→ **Prompt**
Would you retype the whole listing exactly?

→ **Exercise input**

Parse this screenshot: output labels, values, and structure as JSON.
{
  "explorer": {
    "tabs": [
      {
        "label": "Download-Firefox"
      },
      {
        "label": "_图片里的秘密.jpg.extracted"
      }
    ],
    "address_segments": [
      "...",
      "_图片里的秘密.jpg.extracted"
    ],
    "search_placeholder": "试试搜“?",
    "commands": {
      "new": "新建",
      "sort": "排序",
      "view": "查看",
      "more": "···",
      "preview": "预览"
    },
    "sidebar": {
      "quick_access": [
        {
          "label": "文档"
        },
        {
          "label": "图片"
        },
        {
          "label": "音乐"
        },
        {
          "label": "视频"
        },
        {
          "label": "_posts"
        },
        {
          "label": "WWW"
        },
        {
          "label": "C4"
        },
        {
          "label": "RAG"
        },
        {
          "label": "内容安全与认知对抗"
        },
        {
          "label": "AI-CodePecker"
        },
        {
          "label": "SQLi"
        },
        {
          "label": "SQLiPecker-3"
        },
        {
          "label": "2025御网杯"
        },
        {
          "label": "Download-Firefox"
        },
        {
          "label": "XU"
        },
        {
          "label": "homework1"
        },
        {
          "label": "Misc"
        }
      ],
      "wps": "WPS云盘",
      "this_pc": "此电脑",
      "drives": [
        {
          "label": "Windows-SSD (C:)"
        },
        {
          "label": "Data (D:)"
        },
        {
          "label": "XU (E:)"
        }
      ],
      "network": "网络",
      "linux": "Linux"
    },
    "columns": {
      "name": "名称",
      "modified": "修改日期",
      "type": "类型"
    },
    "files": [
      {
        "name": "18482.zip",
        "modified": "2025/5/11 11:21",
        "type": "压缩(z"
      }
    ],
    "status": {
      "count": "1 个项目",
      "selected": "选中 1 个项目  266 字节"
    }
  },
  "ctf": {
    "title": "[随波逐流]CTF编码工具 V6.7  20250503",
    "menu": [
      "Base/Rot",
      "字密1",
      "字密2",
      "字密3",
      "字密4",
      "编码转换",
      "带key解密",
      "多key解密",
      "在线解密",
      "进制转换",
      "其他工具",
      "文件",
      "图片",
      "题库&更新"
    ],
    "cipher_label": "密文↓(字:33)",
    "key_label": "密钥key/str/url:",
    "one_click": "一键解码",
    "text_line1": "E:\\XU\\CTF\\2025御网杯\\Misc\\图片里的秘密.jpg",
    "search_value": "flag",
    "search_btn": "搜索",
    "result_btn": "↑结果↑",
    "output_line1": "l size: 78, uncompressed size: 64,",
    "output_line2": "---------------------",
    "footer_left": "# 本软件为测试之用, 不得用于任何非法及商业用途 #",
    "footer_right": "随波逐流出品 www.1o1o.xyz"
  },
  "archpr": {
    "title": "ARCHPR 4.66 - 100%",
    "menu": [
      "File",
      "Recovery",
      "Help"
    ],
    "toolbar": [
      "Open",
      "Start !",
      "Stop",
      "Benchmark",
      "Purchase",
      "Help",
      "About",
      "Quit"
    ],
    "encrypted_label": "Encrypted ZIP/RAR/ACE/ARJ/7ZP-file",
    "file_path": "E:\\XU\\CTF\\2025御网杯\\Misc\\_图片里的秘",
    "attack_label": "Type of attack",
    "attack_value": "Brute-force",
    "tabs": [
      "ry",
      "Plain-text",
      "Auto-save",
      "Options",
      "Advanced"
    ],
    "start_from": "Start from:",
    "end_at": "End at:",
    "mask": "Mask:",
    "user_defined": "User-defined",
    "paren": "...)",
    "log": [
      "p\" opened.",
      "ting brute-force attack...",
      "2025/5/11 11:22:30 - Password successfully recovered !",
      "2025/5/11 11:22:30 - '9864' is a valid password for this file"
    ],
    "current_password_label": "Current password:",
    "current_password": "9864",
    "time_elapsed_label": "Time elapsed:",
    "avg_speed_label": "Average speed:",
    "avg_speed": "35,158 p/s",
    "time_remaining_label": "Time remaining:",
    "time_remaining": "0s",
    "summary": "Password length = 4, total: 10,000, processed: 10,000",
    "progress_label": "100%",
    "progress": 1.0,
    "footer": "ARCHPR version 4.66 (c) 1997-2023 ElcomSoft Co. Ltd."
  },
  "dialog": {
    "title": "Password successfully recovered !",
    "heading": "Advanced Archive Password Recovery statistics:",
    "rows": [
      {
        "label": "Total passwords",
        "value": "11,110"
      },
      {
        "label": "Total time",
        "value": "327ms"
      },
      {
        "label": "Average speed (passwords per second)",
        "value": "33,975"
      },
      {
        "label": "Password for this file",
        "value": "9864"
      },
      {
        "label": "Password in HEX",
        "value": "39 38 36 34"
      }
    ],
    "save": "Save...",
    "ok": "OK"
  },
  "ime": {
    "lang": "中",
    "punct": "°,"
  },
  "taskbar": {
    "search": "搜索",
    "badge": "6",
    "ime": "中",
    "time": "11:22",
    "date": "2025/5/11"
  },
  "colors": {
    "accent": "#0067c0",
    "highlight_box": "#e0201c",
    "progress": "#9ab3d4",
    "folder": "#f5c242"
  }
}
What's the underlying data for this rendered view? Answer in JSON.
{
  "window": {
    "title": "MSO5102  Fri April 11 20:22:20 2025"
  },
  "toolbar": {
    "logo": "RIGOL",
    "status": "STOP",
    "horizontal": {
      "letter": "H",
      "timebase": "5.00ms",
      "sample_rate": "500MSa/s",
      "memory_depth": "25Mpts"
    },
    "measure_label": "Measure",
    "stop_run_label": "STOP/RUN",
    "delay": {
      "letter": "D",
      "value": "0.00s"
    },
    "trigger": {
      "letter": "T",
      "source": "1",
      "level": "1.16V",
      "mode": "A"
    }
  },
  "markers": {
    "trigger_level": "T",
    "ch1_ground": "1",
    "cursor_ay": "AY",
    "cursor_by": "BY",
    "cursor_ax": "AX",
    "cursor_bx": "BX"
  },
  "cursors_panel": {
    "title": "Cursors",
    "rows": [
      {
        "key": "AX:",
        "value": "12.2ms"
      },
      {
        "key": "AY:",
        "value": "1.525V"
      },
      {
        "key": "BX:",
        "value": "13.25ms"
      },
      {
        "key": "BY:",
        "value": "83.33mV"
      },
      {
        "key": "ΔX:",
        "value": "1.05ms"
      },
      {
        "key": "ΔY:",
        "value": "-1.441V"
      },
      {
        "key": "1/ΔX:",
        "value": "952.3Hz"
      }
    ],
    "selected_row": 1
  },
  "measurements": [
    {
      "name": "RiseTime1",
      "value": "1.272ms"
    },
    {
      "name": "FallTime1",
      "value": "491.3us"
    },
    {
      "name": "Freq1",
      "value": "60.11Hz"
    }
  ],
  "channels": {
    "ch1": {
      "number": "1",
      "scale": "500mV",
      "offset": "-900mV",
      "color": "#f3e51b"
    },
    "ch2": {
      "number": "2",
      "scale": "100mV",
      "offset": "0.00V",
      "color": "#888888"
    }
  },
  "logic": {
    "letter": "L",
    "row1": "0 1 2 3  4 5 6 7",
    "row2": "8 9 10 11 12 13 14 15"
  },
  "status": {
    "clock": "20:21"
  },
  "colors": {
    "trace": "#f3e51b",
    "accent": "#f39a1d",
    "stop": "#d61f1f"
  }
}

→ **Exercise output**
Parse this screenshot: output labels, values, and structure as JSON.
{
  "explorer": {
    "tabs": [
      {
        "label": "Download-Firefox"
      },
      {
        "label": "_图片里的秘密.jpg.extracted"
      }
    ],
    "address_segments": [
      "...",
      "_图片里的秘密.jpg.extracted"
    ],
    "search_placeholder": "试试搜“?",
    "commands": {
      "new": "新建",
      "sort": "排序",
      "view": "查看",
      "more": "···",
      "preview": "预览"
    },
    "sidebar": {
      "quick_access": [
        {
          "label": "文档"
        },
        {
          "label": "图片"
        },
        {
          "label": "音乐"
        },
        {
          "label": "视频"
        },
        {
          "label": "_posts"
        },
        {
          "label": "WWW"
        },
        {
          "label": "C4"
        },
        {
          "label": "RAG"
        },
        {
          "label": "内容安全与认知对抗"
        },
        {
          "label": "AI-CodePecker"
        },
        {
          "label": "SQLi"
        },
        {
          "label": "SQLiPecker-3"
        },
        {
          "label": "2025御网杯"
        },
        {
          "label": "Download-Firefox"
        },
        {
          "label": "XU"
        },
        {
          "label": "homework1"
        },
        {
          "label": "Misc"
        }
      ],
      "wps": "WPS云盘",
      "this_pc": "此电脑",
      "drives": [
        {
          "label": "Windows-SSD (C:)"
        },
        {
          "label": "Data (D:)"
        },
        {
          "label": "XU (E:)"
        }
      ],
      "network": "网络",
      "linux": "Linux"
    },
    "columns": {
      "name": "名称",
      "modified": "修改日期",
      "type": "类型"
    },
    "files": [
      {
        "name": "18482.zip",
        "modified": "2025/5/11 11:21",
        "type": "压缩(z"
      }
    ],
    "status": {
      "count": "1 个项目",
      "selected": "选中 1 个项目  266 字节"
    }
  },
  "ctf": {
    "title": "[随波逐流]CTF编码工具 V6.7  20250503",
    "menu": [
      "Base/Rot",
      "字密1",
      "字密2",
      "字密3",
      "字密4",
      "编码转换",
      "带key解密",
      "多key解密",
      "在线解密",
      "进制转换",
      "其他工具",
      "文件",
      "图片",
      "题库&更新"
    ],
    "cipher_label": "密文↓(字:33)",
    "key_label": "密钥key/str/url:",
    "one_click": "一键解码",
    "text_line1": "E:\\XU\\CTF\\2025御网杯\\Misc\\图片里的秘密.jpg",
    "search_value": "flag",
    "search_btn": "搜索",
    "result_btn": "↑结果↑",
    "output_line1": "l size: 78, uncompressed size: 64,",
    "output_line2": "---------------------",
    "footer_left": "# 本软件为测试之用, 不得用于任何非法及商业用途 #",
    "footer_right": "随波逐流出品 www.1o1o.xyz"
  },
  "archpr": {
    "title": "ARCHPR 4.66 - 100%",
    "menu": [
      "File",
      "Recovery",
      "Help"
    ],
    "toolbar": [
      "Open",
      "Start !",
      "Stop",
      "Benchmark",
      "Purchase",
      "Help",
      "About",
      "Quit"
    ],
    "encrypted_label": "Encrypted ZIP/RAR/ACE/ARJ/7ZP-file",
    "file_path": "E:\\XU\\CTF\\2025御网杯\\Misc\\_图片里的秘",
    "attack_label": "Type of attack",
    "attack_value": "Brute-force",
    "tabs": [
      "ry",
      "Plain-text",
      "Auto-save",
      "Options",
      "Advanced"
    ],
    "start_from": "Start from:",
    "end_at": "End at:",
    "mask": "Mask:",
    "user_defined": "User-defined",
    "paren": "...)",
    "log": [
      "p\" opened.",
      "ting brute-force attack...",
      "2025/5/11 11:22:30 - Password successfully recovered !",
      "2025/5/11 11:22:30 - '9864' is a valid password for this file"
    ],
    "current_password_label": "Current password:",
    "current_password": "9864",
    "time_elapsed_label": "Time elapsed:",
    "avg_speed_label": "Average speed:",
    "avg_speed": "35,158 p/s",
    "time_remaining_label": "Time remaining:",
    "time_remaining": "0s",
    "summary": "Password length = 4, total: 10,000, processed: 10,000",
    "progress_label": "100%",
    "progress": 1.0,
    "footer": "ARCHPR version 4.66 (c) 1997-2023 ElcomSoft Co. Ltd."
  },
  "dialog": {
    "title": "Password successfully recovered !",
    "heading": "Advanced Archive Password Recovery statistics:",
    "rows": [
      {
        "label": "Total passwords",
        "value": "11,110"
      },
      {
        "label": "Total time",
        "value": "327ms"
      },
      {
        "label": "Average speed (passwords per second)",
        "value": "33,975"
      },
      {
        "label": "Password for this file",
        "value": "9864"
      },
      {
        "label": "Password in HEX",
        "value": "39 38 36 34"
      }
    ],
    "save": "Save...",
    "ok": "OK"
  },
  "ime": {
    "lang": "中",
    "punct": "°,"
  },
  "taskbar": {
    "search": "搜索",
    "badge": "6",
    "ime": "中",
    "time": "11:22",
    "date": "2025/5/11"
  },
  "colors": {
    "accent": "#0067c0",
    "highlight_box": "#e0201c",
    "progress": "#9ab3d4",
    "folder": "#f5c242"
  }
}
What's the underlying data for this rendered view? Answer in JSON.
{
  "window": {
    "title": "MSO5102  Fri April 11 20:22:20 2025"
  },
  "toolbar": {
    "logo": "RIGOL",
    "status": "STOP",
    "horizontal": {
      "letter": "H",
      "timebase": "5.00ms",
      "sample_rate": "500MSa/s",
      "memory_depth": "25Mpts"
    },
    "measure_label": "Measure",
    "stop_run_label": "STOP/RUN",
    "delay": {
      "letter": "D",
      "value": "0.00s"
    },
    "trigger": {
      "letter": "T",
      "source": "1",
      "level": "1.16V",
      "mode": "A"
    }
  },
  "markers": {
    "trigger_level": "T",
    "ch1_ground": "1",
    "cursor_ay": "AY",
    "cursor_by": "BY",
    "cursor_ax": "AX",
    "cursor_bx": "BX"
  },
  "cursors_panel": {
    "title": "Cursors",
    "rows": [
      {
        "key": "AX:",
        "value": "12.2ms"
      },
      {
        "key": "AY:",
        "value": "1.525V"
      },
      {
        "key": "BX:",
        "value": "13.25ms"
      },
      {
        "key": "BY:",
        "value": "83.33mV"
      },
      {
        "key": "ΔX:",
        "value": "1.05ms"
      },
      {
        "key": "ΔY:",
        "value": "-1.441V"
      },
      {
        "key": "1/ΔX:",
        "value": "952.3Hz"
      }
    ],
    "selected_row": 1
  },
  "measurements": [
    {
      "name": "RiseTime1",
      "value": "1.272ms"
    },
    {
      "name": "FallTime1",
      "value": "491.3us"
    },
    {
      "name": "Freq1",
      "value": "60.11Hz"
    }
  ],
  "channels": {
    "ch1": {
      "number": "1",
      "scale": "500mV",
      "offset": "-900mV",
      "color": "#f3e51b"
    },
    "ch2": {
      "number": "2",
      "scale": "100mV",
      "offset": "0.00V",
      "color": "#888888"
    }
  },
  "logic": {
    "letter": "L",
    "row1": "0 1 2 3  4 5 6 7",
    "row2": "8 9 10 11 12 13 14 15"
  },
  "status": {
    "clock": "20:21"
  },
  "colors": {
    "trace": "#f3e51b",
    "accent": "#f39a1d",
    "stop": "#d61f1f"
  }
}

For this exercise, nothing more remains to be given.